Pages

1.06.2013

THE GRAYNESS OF CHANGE


Silence can be hard for me.  I don't mean that it's hard for me to be where it is silent or quiet.  I actually like quiet alone time.  I re-charge and garner a new batch of energy for my batteries by being away from people and out in nature.  What I mean, is that silence can be deafening when we are separated from those we love.  That separation from them creates silence.  I don't like that kind of silence. 

Today is gray.  It matches the state of my inward color as well.  Today I hate the long winter stretch that is January.  Once in awhile a gray day is actually restive, rejuvenating, even refreshing.  Being east of the Great Lakes we are privy to more than 200 cloudy/overcast/no sun days a year.  It's like living under an umbrella at times.

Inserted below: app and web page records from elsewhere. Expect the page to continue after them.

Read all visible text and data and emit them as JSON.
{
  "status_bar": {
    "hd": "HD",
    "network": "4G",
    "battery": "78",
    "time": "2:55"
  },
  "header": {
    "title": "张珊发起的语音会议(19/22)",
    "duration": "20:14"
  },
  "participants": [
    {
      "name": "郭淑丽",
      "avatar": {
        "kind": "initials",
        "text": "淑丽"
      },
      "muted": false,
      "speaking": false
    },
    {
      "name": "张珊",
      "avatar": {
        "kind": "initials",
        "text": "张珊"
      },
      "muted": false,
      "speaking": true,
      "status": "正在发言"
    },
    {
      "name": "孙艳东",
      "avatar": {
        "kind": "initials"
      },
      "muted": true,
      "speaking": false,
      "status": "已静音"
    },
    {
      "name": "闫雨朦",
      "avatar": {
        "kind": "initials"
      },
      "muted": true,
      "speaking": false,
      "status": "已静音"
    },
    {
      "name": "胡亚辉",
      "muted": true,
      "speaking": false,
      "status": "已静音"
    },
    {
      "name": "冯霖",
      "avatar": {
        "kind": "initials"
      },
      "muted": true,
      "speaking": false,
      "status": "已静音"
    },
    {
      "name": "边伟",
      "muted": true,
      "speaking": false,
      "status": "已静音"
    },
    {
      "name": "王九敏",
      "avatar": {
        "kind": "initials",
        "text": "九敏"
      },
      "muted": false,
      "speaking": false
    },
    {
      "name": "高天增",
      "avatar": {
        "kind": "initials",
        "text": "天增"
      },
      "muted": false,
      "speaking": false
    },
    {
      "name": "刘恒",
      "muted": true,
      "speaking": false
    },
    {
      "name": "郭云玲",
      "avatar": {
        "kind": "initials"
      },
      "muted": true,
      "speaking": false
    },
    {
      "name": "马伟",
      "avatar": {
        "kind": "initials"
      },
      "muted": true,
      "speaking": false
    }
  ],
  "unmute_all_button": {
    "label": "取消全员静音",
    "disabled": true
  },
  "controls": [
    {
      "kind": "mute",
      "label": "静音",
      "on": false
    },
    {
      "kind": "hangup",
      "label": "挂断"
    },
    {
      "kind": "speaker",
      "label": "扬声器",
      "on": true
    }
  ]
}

Some days it can get to you, like today!

I took vitamin D today to combat the lack of it one gets in this part of the Midwest in January.  If I thought I wouldn't overdose on vitamin D, I would have taken the whole bottle in an attempt to brighten the gray outside and inside of me. 

Gray really is more than a color isn't it?  It's a state of blah-ness.  It's a place of neither moving forward or necessarily backtracking.  It's the not clearly defined area of subjective morality and ethics.  It's just not a pleasant place to be.

Sometimes there are definitive reasons for gray skies; a stalled weather front, living in perma-cloud alley, the clash of hot and cold fronts.  Here in the Great Lakes region of the Midwest it is a normal part of our weather and sky.  I should be used to it, but I continue to hate it with a growing passion as each year passes.  It makes me feel bound and cagey and boxed in.  For me it's like having to eat corn meal mush and raisins for 4 months straight.  Torture!

Sometimes there are definitive reasons for grayness on the inside as well; a major disappointment, grief, a changing of seasons in our life, mid-life questioning, health issues that don't relent, frustration in our job, financial stress, parenting burdens, the desire for change that isn't coming or dreading the change that we see on the horizon but are unable to stop. 

I love certain things in my life.  Those things, people and circumstances that I love deeply I am always extremely mournful at the changing of their guard.  I can mentally understand change as part of the natural process of all living things, the natural world we live in, and even as part of God's plan to get us to live and rely on the unseen (Him) and not the seen (what we know and see), but it is very hard heart-wise.

My gray is in part due to the fact that my daughter is leaving for a year in Africa with her husband.  I love their dedication to want to give up a year of their lives to do something for God.  I admire that.  Very proud of them I am.  But I don't like that it changes her proximity and my communication with her dramatically.  I will miss our sarcastic ways with each other played out daily with texting, the fact that she still loves to sit close to me on the couch and that she stills snuggles into me for reassuring hugs and love when we are together.  She speaks my language and lets me love her out loud in my expressive sappy way.   

I've tried desperately hard to not succumb to the gray as the days dwindle to their leaving down to only 5 left.  This isn't about me.  It shouldn't be.  But, unfortunately it's a change on my horizon that I just am not wanting to see come to pass.  Though I want with all my heart our kids to live full and experientially rich lives, I want to be near them on a daily basis. 

I realized today I am old.  My desire to love and support our kids I gladly place above my own aspirations and desires.  They matter far more than my attaining certain life goals I have looming in front of me.  They are the things in our lives that mean the most, matter far longer after we're gone than will anything else, and surpass anything we accomplish ever will.  It's why I realize parents of grown children want to live near their kids and grand kids. 

With pride I say I am blessed to have her as my daughter and her husband as my son-in-law.   With sadness I say I am gray inside and out with the thought that there will be no Hannah for quite some time.  No texts, phone calls, dinners at our house, movies, shopping, laughing or hugging.  Mostly I am gray because she is my sunny sky.

I feel gray and a bit selfish.  Why is it I want the gray sky to clear and it seems to not leave, but though I want Hannah to stay she is going?  Change is usually like that.

1 comment:

  1. My Daughter (Ashley) just returned from a 2 month mission in Niger, Africa. She worked in a hospital, orphanage, and school while there.

    She absolutely loved her time there, and grew very fond of the local people and children. It was an awesome experience for her.

    Where is your Daughter heading to in Africa?

    Dave Lechlitner

    ReplyDelete